(Website and app data records)
Segment Open

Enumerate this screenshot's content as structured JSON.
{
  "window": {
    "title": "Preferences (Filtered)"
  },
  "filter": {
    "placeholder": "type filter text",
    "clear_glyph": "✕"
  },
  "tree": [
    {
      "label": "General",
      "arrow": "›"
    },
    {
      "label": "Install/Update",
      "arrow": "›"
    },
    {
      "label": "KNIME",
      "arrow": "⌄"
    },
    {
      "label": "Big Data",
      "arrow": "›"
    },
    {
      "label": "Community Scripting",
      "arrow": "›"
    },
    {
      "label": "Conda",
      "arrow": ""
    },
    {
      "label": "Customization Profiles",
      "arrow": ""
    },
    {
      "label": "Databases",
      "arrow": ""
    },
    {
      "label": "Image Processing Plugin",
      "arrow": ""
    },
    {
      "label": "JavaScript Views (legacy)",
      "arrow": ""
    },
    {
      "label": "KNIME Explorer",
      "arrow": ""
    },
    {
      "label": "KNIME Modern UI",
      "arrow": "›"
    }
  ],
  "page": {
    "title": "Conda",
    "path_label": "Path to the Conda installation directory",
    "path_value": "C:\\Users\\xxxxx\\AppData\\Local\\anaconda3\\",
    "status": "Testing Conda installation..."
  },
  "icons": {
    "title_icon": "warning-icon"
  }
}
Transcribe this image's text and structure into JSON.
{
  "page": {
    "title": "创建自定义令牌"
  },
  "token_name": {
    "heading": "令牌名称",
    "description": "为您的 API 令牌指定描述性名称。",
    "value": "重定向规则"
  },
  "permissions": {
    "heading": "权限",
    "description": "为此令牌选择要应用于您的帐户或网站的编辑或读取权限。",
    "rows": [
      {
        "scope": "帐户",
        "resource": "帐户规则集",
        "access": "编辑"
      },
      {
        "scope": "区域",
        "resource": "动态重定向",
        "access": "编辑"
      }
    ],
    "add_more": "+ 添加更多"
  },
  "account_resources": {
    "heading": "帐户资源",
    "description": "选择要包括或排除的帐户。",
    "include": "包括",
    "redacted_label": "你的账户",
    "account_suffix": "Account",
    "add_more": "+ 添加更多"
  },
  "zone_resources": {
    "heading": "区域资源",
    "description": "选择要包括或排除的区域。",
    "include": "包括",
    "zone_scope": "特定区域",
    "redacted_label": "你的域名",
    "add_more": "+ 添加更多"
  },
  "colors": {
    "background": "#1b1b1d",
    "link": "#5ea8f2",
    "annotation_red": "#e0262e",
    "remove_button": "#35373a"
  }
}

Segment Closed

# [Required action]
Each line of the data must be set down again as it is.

# [Finished task]
Enumerate this screenshot's content as structured JSON.
{
  "window": {
    "title": "Preferences (Filtered)"
  },
  "filter": {
    "placeholder": "type filter text",
    "clear_glyph": "✕"
  },
  "tree": [
    {
      "label": "General",
      "arrow": "›"
    },
    {
      "label": "Install/Update",
      "arrow": "›"
    },
    {
      "label": "KNIME",
      "arrow": "⌄"
    },
    {
      "label": "Big Data",
      "arrow": "›"
    },
    {
      "label": "Community Scripting",
      "arrow": "›"
    },
    {
      "label": "Conda",
      "arrow": ""
    },
    {
      "label": "Customization Profiles",
      "arrow": ""
    },
    {
      "label": "Databases",
      "arrow": ""
    },
    {
      "label": "Image Processing Plugin",
      "arrow": ""
    },
    {
      "label": "JavaScript Views (legacy)",
      "arrow": ""
    },
    {
      "label": "KNIME Explorer",
      "arrow": ""
    },
    {
      "label": "KNIME Modern UI",
      "arrow": "›"
    }
  ],
  "page": {
    "title": "Conda",
    "path_label": "Path to the Conda installation directory",
    "path_value": "C:\\Users\\xxxxx\\AppData\\Local\\anaconda3\\",
    "status": "Testing Conda installation..."
  },
  "icons": {
    "title_icon": "warning-icon"
  }
}
Transcribe this image's text and structure into JSON.
{
  "page": {
    "title": "创建自定义令牌"
  },
  "token_name": {
    "heading": "令牌名称",
    "description": "为您的 API 令牌指定描述性名称。",
    "value": "重定向规则"
  },
  "permissions": {
    "heading": "权限",
    "description": "为此令牌选择要应用于您的帐户或网站的编辑或读取权限。",
    "rows": [
      {
        "scope": "帐户",
        "resource": "帐户规则集",
        "access": "编辑"
      },
      {
        "scope": "区域",
        "resource": "动态重定向",
        "access": "编辑"
      }
    ],
    "add_more": "+ 添加更多"
  },
  "account_resources": {
    "heading": "帐户资源",
    "description": "选择要包括或排除的帐户。",
    "include": "包括",
    "redacted_label": "你的账户",
    "account_suffix": "Account",
    "add_more": "+ 添加更多"
  },
  "zone_resources": {
    "heading": "区域资源",
    "description": "选择要包括或排除的区域。",
    "include": "包括",
    "zone_scope": "特定区域",
    "redacted_label": "你的域名",
    "add_more": "+ 添加更多"
  },
  "colors": {
    "background": "#1b1b1d",
    "link": "#5ea8f2",
    "annotation_red": "#e0262e",
    "remove_button": "#35373a"
  }
}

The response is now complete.